I have had two children now, and with each one I didn’t qualify for the federal or the Connecticut Family & Medical Leave (FMLA). The federal FMLA was signed into law 20 years ago today. Connecticut’s passed before the federal one…we were trendsetters on family friendly policy even then and our legislation helped to get the federal one passed.
But here we are 20 years later, and somehow many of us got left out. FMLA says that people can’t lose their job for taking leave, but the leave is unpaid and your job is only “legally” protected if you work for an employer with 50 or more employees. I don’t work for an employer that size now, nor did I when my son was born in 2009. In fact, most of my career thus far has been spent working in the non-profit sector, doing political advocacy and social justice work. The organizations I’ve worked for have had between 5-15 employees…not enough to legally take leave, and yet I took leave after the births of both my children…
My employers didn’t legally have to give me my job back after the 12 week leaves I took, but on both occasions they did. The fact that I was able to take leave, regardless of me not qualifying for FMLA, is an indication that FMLA has had an impact on how employers and employees view leave and so it should be recognized and celebrated for that.
It seems sort of silly though, that 20 years later this job protection is only available to certain employers and certain employees. When I found out I was pregnant, I went to my employer, discussed my plans for leave, reviewed a timeline, and had an understanding that my job would be waiting for me when I returned. With remote working these days, I didn’t really ever fully leave anyway. I responded to important emails or forwarded on work that I knew to be a priority.
Having watched some of what my friend Shannon is going through with cancer treatments, she too worked it out with her employer and took leave. She also worked for a small firm which didn’t qualify her for FMLA, but they too supported her and ensured a position upon her return.

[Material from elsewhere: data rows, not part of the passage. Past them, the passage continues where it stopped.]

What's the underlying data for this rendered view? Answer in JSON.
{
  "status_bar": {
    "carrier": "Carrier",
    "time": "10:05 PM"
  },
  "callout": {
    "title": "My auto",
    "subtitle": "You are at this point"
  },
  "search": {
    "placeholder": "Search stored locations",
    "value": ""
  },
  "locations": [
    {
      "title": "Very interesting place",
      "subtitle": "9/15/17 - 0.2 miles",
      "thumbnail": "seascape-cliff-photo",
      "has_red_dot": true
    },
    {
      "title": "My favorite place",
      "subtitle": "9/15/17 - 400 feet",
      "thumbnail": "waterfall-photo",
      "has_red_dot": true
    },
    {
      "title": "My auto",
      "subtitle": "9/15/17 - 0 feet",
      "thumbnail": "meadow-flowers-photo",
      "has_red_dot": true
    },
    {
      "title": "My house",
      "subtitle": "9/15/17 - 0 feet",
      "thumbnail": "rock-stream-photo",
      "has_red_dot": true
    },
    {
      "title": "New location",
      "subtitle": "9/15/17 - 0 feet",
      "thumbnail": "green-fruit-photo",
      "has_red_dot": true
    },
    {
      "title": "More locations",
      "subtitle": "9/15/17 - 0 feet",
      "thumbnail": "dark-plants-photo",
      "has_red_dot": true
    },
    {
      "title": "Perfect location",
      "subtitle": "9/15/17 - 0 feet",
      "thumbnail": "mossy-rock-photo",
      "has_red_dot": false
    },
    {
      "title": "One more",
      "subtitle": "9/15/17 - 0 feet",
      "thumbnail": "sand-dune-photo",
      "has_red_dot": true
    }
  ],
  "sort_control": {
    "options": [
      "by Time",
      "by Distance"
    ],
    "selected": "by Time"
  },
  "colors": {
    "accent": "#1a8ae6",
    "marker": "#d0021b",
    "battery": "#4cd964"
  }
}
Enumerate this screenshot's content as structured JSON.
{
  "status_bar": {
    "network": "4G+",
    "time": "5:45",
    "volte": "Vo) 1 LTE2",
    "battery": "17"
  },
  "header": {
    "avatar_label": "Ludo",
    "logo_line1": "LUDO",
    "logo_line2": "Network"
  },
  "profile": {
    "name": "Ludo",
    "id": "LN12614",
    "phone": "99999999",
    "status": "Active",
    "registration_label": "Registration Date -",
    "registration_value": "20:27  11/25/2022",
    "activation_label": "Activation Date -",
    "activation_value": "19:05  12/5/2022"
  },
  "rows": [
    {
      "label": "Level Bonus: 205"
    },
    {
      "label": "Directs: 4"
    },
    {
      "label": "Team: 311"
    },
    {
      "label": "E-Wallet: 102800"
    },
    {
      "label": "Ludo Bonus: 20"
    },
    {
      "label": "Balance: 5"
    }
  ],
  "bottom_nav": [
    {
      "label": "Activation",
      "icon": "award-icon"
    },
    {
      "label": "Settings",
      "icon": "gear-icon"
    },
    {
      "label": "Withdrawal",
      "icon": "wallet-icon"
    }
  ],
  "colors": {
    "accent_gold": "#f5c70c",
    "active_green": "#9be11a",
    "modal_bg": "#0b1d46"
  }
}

What shocked me most when I became pregnant and continues to shock me today is that FMLA, with its limitations on which employers and employees get job protection, is unpaid. That was the bigger issue for me and my husband…not if I could take the time but more importantly, could we afford it. And sadly, as my friend spent more and more on cancer treatment, and less and less time at work, we held fundraisers to help her and her family because the bills for treatment compounded by lost wages really adds up.
It would have been nice to stay home longer with my babies or for my friend’s mother to be able to take time off of work to care for her daughter with cancer, but neither of us could afford to. I’m hoping that in the next 20 years we see changes in FMLA to protect all of us and offer a financial protection as well. True to form, there are a group of Connecticut advocates who have come together to see if Connecticut can create a program that gives workers partial wage replacement when they need time off–www.ctfmli.org
I’m done having kids (that’s not what my husband would tell you…a blog for another time), but as we all know, our care giving role never ends–I have parents and relatives…and then I have me. It would be nice to know that a financial support of some kind is available during major life changes and crisis. Here’s to the next 20 years!